[Task goal]
Please reproduce the data in full, exactly as it stands.

*** Provided data ***

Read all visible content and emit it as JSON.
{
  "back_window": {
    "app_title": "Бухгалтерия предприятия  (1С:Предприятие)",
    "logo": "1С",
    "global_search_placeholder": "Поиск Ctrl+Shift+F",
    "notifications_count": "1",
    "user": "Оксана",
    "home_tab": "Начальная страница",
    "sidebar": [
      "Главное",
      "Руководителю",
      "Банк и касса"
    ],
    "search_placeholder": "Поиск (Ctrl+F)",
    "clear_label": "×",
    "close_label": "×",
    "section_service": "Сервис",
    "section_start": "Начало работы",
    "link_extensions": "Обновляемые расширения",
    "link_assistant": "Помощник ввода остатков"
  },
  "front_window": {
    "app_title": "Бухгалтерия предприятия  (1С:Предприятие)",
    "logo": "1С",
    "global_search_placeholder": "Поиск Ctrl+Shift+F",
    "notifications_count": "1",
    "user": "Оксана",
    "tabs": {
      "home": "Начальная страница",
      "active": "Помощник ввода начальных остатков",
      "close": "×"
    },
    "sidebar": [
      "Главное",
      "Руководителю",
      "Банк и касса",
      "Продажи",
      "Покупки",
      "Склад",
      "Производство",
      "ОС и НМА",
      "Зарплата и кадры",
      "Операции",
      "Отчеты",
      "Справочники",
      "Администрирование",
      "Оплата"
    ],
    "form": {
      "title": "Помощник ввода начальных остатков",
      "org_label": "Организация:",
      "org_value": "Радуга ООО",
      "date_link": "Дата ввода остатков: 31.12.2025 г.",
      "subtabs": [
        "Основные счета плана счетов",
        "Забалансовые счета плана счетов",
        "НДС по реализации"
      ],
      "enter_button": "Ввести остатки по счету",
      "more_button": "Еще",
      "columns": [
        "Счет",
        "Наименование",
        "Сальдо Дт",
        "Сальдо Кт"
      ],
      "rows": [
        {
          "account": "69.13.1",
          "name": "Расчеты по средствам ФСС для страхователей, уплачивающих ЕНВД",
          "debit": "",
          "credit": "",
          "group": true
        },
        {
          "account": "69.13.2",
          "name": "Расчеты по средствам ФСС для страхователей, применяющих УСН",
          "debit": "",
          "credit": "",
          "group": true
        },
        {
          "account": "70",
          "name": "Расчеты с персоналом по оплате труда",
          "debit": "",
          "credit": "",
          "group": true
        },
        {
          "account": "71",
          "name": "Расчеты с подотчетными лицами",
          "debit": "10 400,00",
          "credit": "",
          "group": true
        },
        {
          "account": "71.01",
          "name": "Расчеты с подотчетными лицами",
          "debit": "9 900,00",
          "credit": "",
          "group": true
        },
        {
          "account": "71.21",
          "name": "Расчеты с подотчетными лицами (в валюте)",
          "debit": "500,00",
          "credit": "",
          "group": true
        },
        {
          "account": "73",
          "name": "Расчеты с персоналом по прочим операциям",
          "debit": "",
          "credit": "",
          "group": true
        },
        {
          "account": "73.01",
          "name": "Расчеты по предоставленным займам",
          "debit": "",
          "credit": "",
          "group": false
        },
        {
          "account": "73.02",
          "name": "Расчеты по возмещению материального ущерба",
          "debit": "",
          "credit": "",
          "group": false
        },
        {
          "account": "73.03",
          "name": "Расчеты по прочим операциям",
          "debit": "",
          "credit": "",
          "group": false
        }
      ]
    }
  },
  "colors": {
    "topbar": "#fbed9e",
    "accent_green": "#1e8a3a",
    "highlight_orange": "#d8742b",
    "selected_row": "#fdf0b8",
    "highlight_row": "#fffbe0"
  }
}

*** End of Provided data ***

[Exercise solution]
Read all visible content and emit it as JSON.
{
  "back_window": {
    "app_title": "Бухгалтерия предприятия  (1С:Предприятие)",
    "logo": "1С",
    "global_search_placeholder": "Поиск Ctrl+Shift+F",
    "notifications_count": "1",
    "user": "Оксана",
    "home_tab": "Начальная страница",
    "sidebar": [
      "Главное",
      "Руководителю",
      "Банк и касса"
    ],
    "search_placeholder": "Поиск (Ctrl+F)",
    "clear_label": "×",
    "close_label": "×",
    "section_service": "Сервис",
    "section_start": "Начало работы",
    "link_extensions": "Обновляемые расширения",
    "link_assistant": "Помощник ввода остатков"
  },
  "front_window": {
    "app_title": "Бухгалтерия предприятия  (1С:Предприятие)",
    "logo": "1С",
    "global_search_placeholder": "Поиск Ctrl+Shift+F",
    "notifications_count": "1",
    "user": "Оксана",
    "tabs": {
      "home": "Начальная страница",
      "active": "Помощник ввода начальных остатков",
      "close": "×"
    },
    "sidebar": [
      "Главное",
      "Руководителю",
      "Банк и касса",
      "Продажи",
      "Покупки",
      "Склад",
      "Производство",
      "ОС и НМА",
      "Зарплата и кадры",
      "Операции",
      "Отчеты",
      "Справочники",
      "Администрирование",
      "Оплата"
    ],
    "form": {
      "title": "Помощник ввода начальных остатков",
      "org_label": "Организация:",
      "org_value": "Радуга ООО",
      "date_link": "Дата ввода остатков: 31.12.2025 г.",
      "subtabs": [
        "Основные счета плана счетов",
        "Забалансовые счета плана счетов",
        "НДС по реализации"
      ],
      "enter_button": "Ввести остатки по счету",
      "more_button": "Еще",
      "columns": [
        "Счет",
        "Наименование",
        "Сальдо Дт",
        "Сальдо Кт"
      ],
      "rows": [
        {
          "account": "69.13.1",
          "name": "Расчеты по средствам ФСС для страхователей, уплачивающих ЕНВД",
          "debit": "",
          "credit": "",
          "group": true
        },
        {
          "account": "69.13.2",
          "name": "Расчеты по средствам ФСС для страхователей, применяющих УСН",
          "debit": "",
          "credit": "",
          "group": true
        },
        {
          "account": "70",
          "name": "Расчеты с персоналом по оплате труда",
          "debit": "",
          "credit": "",
          "group": true
        },
        {
          "account": "71",
          "name": "Расчеты с подотчетными лицами",
          "debit": "10 400,00",
          "credit": "",
          "group": true
        },
        {
          "account": "71.01",
          "name": "Расчеты с подотчетными лицами",
          "debit": "9 900,00",
          "credit": "",
          "group": true
        },
        {
          "account": "71.21",
          "name": "Расчеты с подотчетными лицами (в валюте)",
          "debit": "500,00",
          "credit": "",
          "group": true
        },
        {
          "account": "73",
          "name": "Расчеты с персоналом по прочим операциям",
          "debit": "",
          "credit": "",
          "group": true
        },
        {
          "account": "73.01",
          "name": "Расчеты по предоставленным займам",
          "debit": "",
          "credit": "",
          "group": false
        },
        {
          "account": "73.02",
          "name": "Расчеты по возмещению материального ущерба",
          "debit": "",
          "credit": "",
          "group": false
        },
        {
          "account": "73.03",
          "name": "Расчеты по прочим операциям",
          "debit": "",
          "credit": "",
          "group": false
        }
      ]
    }
  },
  "colors": {
    "topbar": "#fbed9e",
    "accent_green": "#1e8a3a",
    "highlight_orange": "#d8742b",
    "selected_row": "#fdf0b8",
    "highlight_row": "#fffbe0"
  }
}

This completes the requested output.